Which lines of the entries hold the string "March"? Copy each one.

▶ [Items from an interface collection]
=== Section Start ===

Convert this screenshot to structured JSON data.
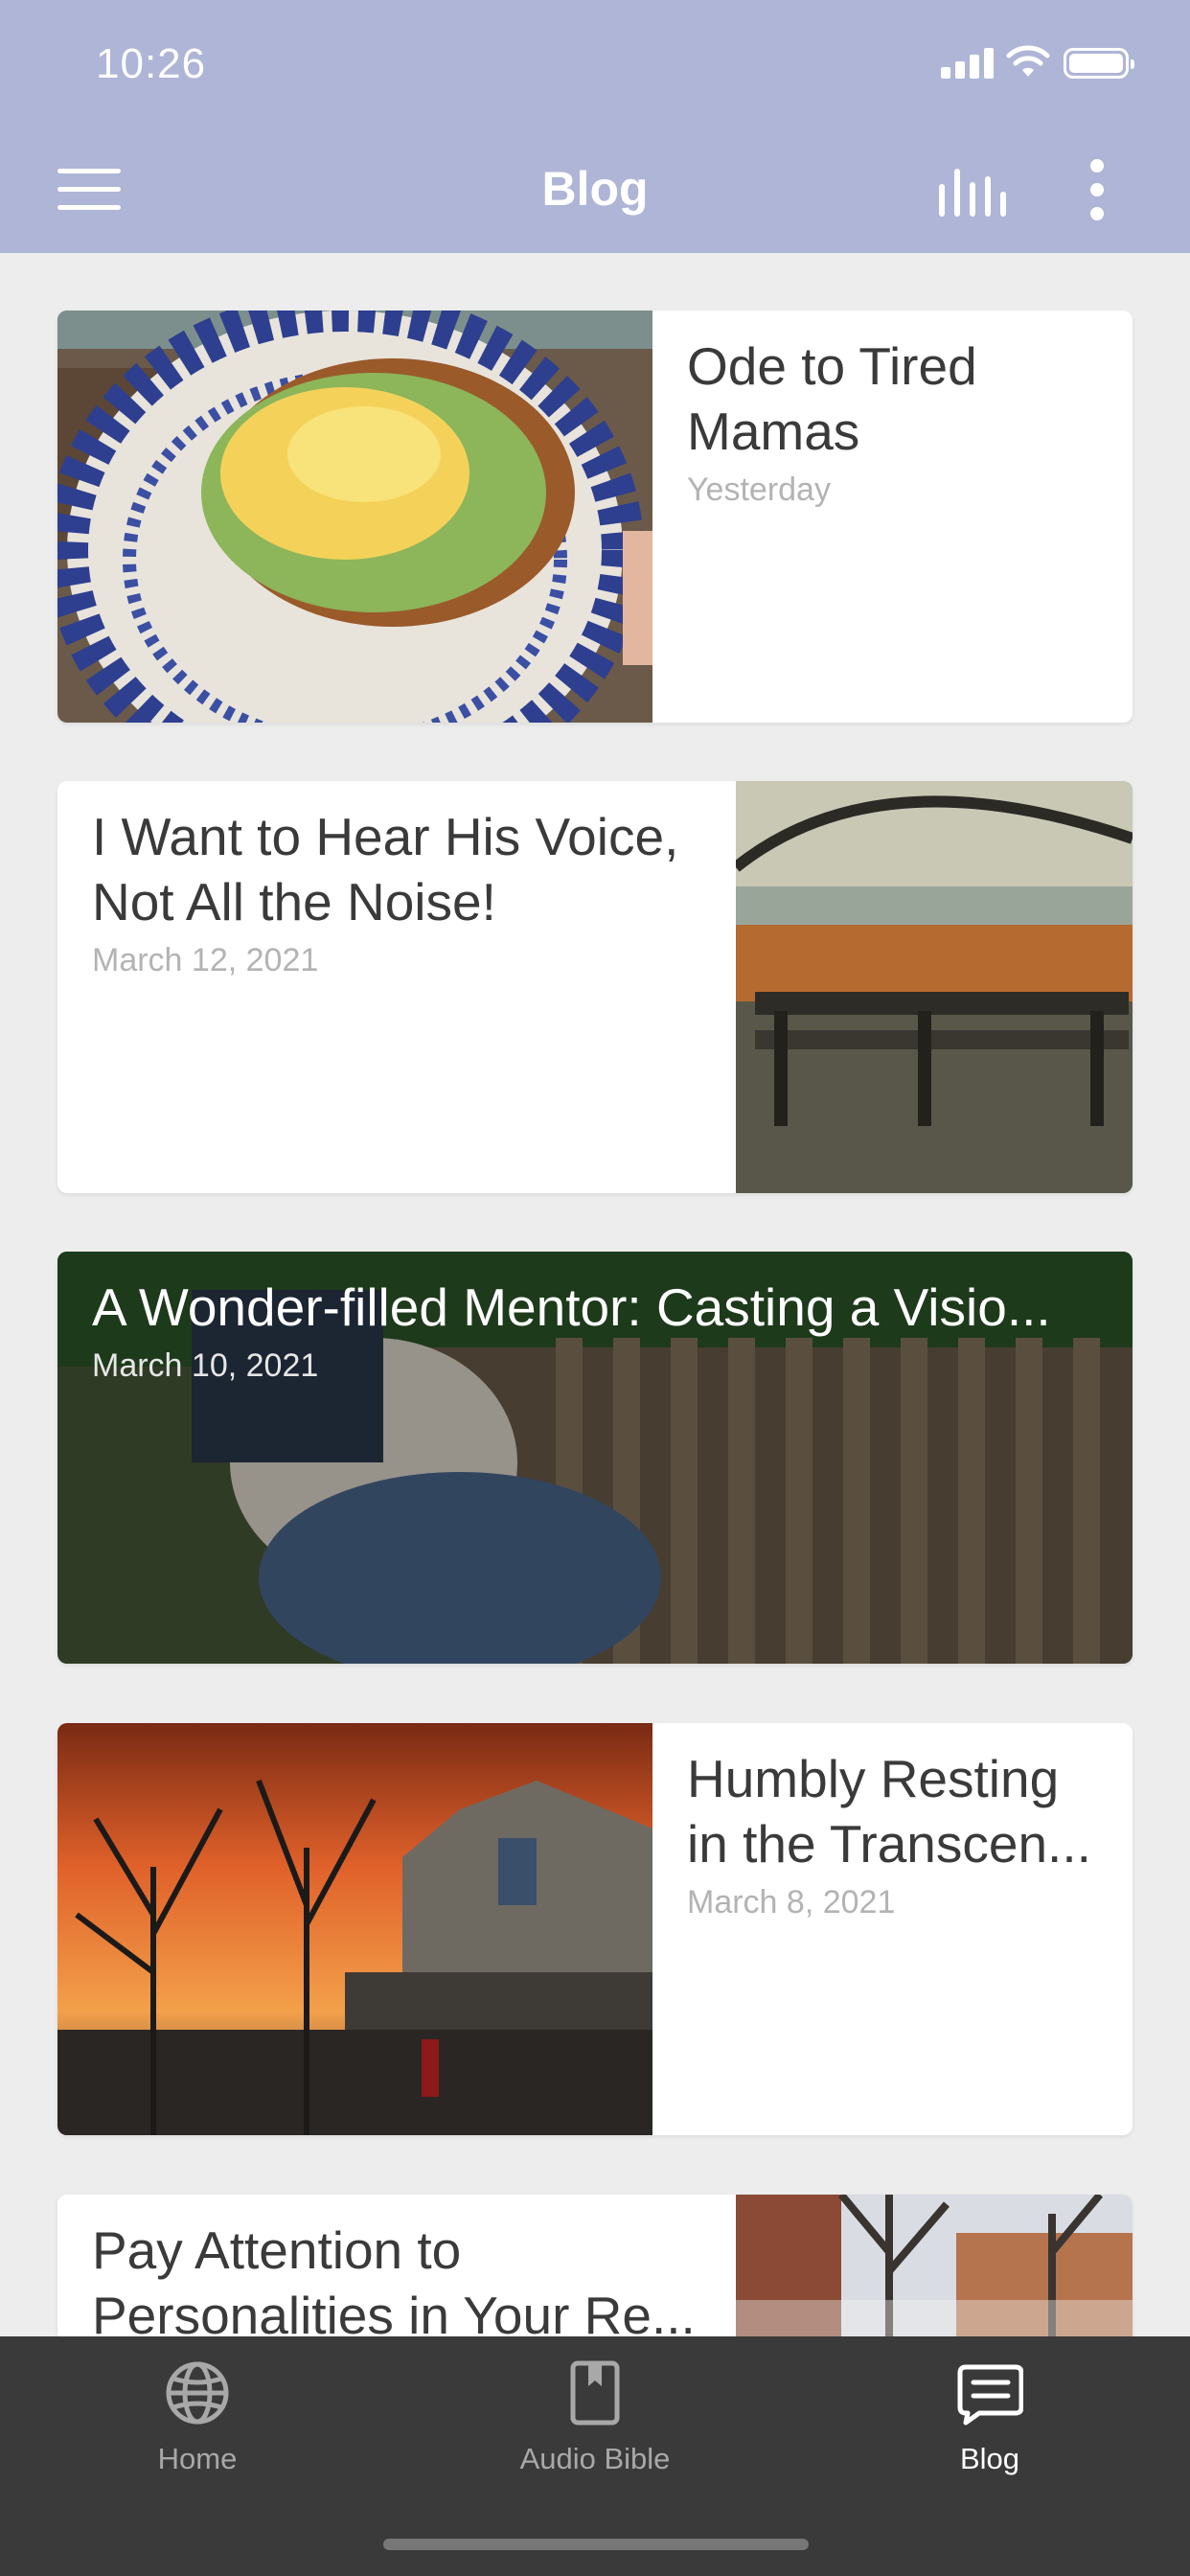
{
  "status_bar": {
    "time": "10:26"
  },
  "header": {
    "title": "Blog"
  },
  "posts": [
    {
      "title": "Ode to Tired Mamas",
      "date": "Yesterday",
      "image": "avocado-toast-eggs-plate"
    },
    {
      "title": "I Want to Hear His Voice, Not All the Noise!",
      "date": "March 12, 2021",
      "image": "park-bench-pond"
    },
    {
      "title": "A Wonder-filled Mentor: Casting a Visio...",
      "date": "March 10, 2021",
      "image": "woman-reading-on-bench"
    },
    {
      "title": "Humbly Resting in the Transcen...",
      "date": "March 8, 2021",
      "image": "sunset-church-trees"
    },
    {
      "title": "Pay Attention to Personalities in Your Re...",
      "date": "",
      "image": "snowy-street-trees"
    }
  ],
  "tabbar": {
    "tabs": [
      {
        "label": "Home",
        "icon": "globe-icon",
        "active": false
      },
      {
        "label": "Audio Bible",
        "icon": "book-icon",
        "active": false
      },
      {
        "label": "Blog",
        "icon": "blog-icon",
        "active": true
      }
    ]
  },
  "colors": {
    "header": "#aeb5d6",
    "background": "#ededed",
    "tabbar": "#3a3a3b"
  }
}
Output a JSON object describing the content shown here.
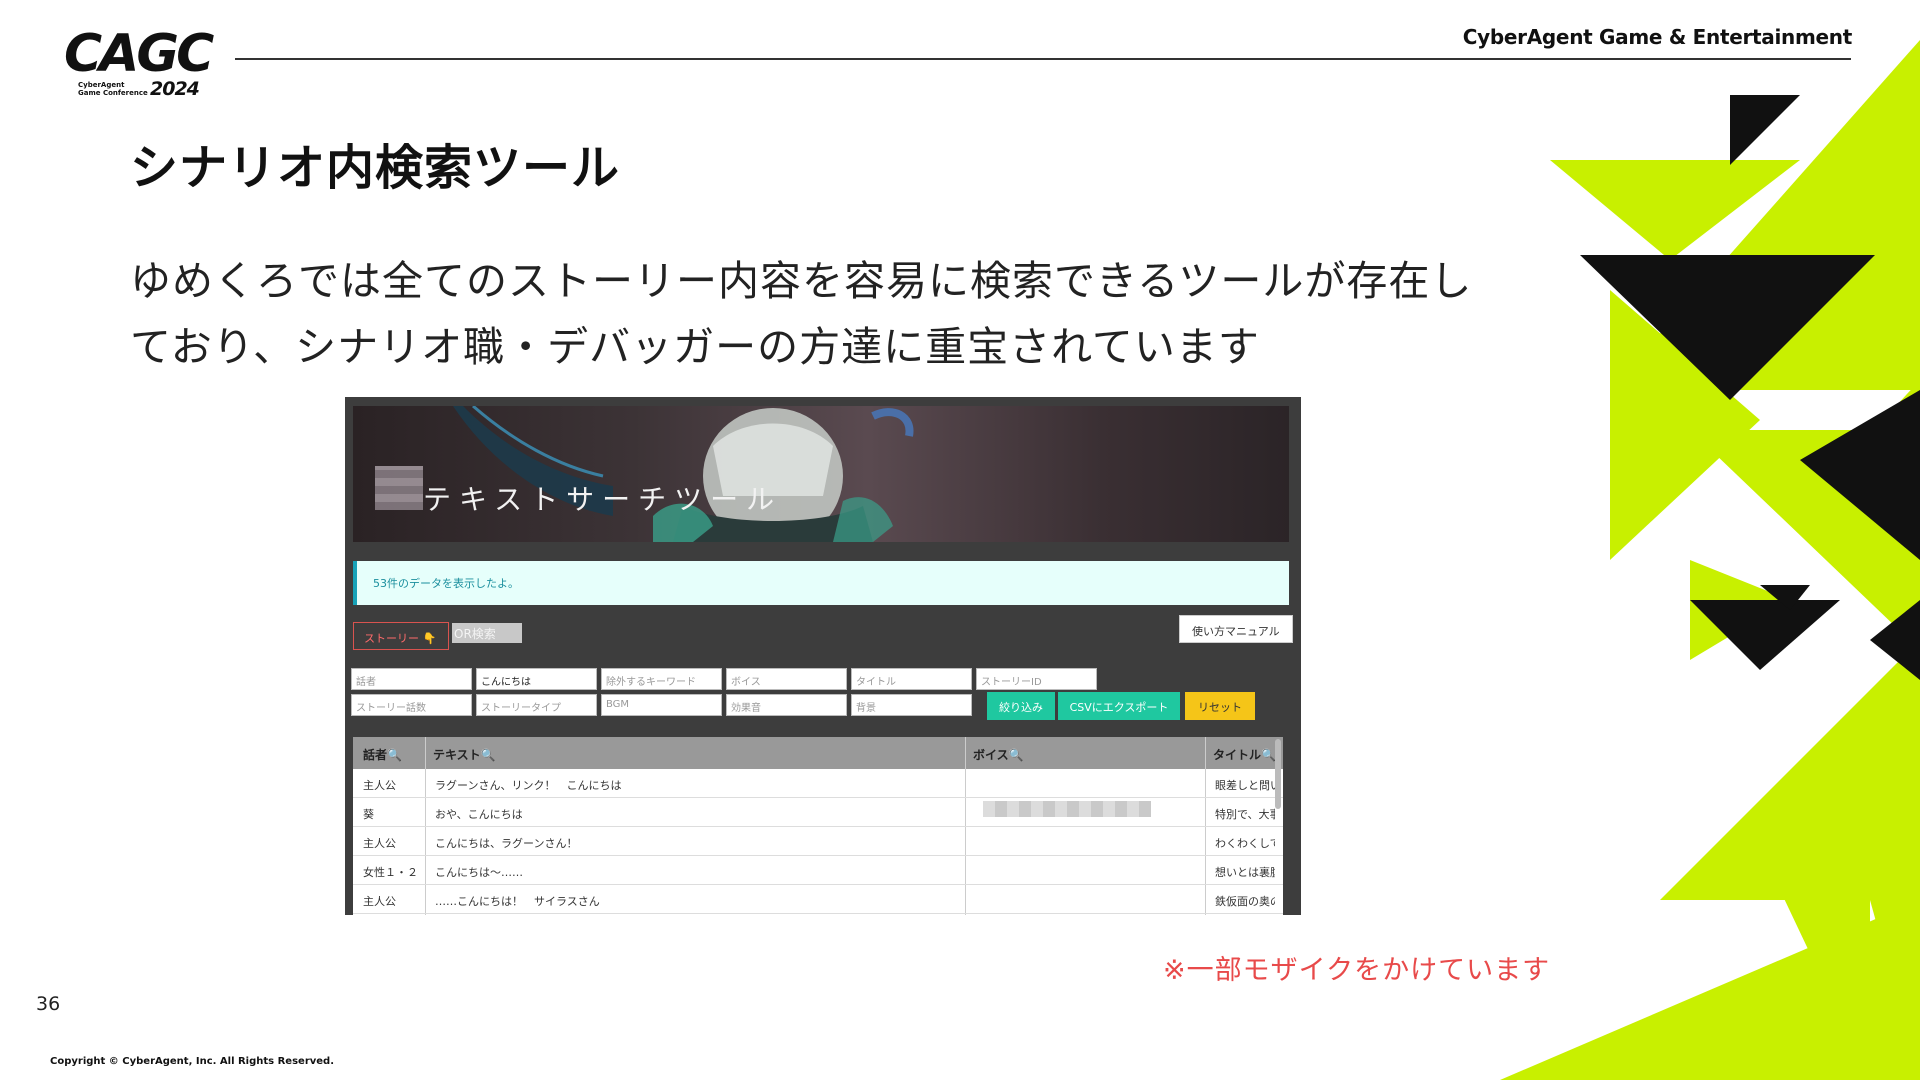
{
  "header": {
    "logo_main": "CAGC",
    "logo_sub1": "CyberAgent",
    "logo_sub2": "Game Conference",
    "logo_year": "2024",
    "brand": "CyberAgent Game & Entertainment"
  },
  "slide": {
    "title": "シナリオ内検索ツール",
    "body_line1": "ゆめくろでは全てのストーリー内容を容易に検索できるツールが存在し",
    "body_line2": "ており、シナリオ職・デバッガーの方達に重宝されています",
    "note": "※一部モザイクをかけています",
    "page_number": "36",
    "copyright": "Copyright © CyberAgent, Inc. All Rights Reserved."
  },
  "tool": {
    "banner_title": "テキストサーチツール",
    "alert": "53件のデータを表示したよ。",
    "story_button": "ストーリー 👇",
    "or_search": "OR検索",
    "manual_button": "使い方マニュアル",
    "fields_row1": [
      "話者",
      "こんにちは",
      "除外するキーワード",
      "ボイス",
      "タイトル",
      "ストーリーID"
    ],
    "fields_row2": [
      "ストーリー話数",
      "ストーリータイプ",
      "BGM",
      "効果音",
      "背景"
    ],
    "filter_button": "絞り込み",
    "csv_button": "CSVにエクスポート",
    "reset_button": "リセット",
    "columns": [
      "話者🔍",
      "テキスト🔍",
      "ボイス🔍",
      "タイトル🔍"
    ],
    "rows": [
      {
        "speaker": "主人公",
        "text": "ラグーンさん、リンク！　こんにちは",
        "title": "眼差しと問い"
      },
      {
        "speaker": "葵",
        "text": "おや、こんにちは",
        "title": "特別で、大事"
      },
      {
        "speaker": "主人公",
        "text": "こんにちは、ラグーンさん！",
        "title": "わくわくして"
      },
      {
        "speaker": "女性１・２",
        "text": "こんにちは〜……",
        "title": "想いとは裏腹"
      },
      {
        "speaker": "主人公",
        "text": "……こんにちは！　サイラスさん",
        "title": "鉄仮面の奥の"
      }
    ]
  },
  "colors": {
    "accent_lime": "#c8f000",
    "note_red": "#e84a4a",
    "button_teal": "#1fc8a0",
    "button_yellow": "#f5c518"
  }
}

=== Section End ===

▶ [ANSWER SECTION]
      "date": "March 12, 2021",
      "date": "March 10, 2021",
      "date": "March 8, 2021",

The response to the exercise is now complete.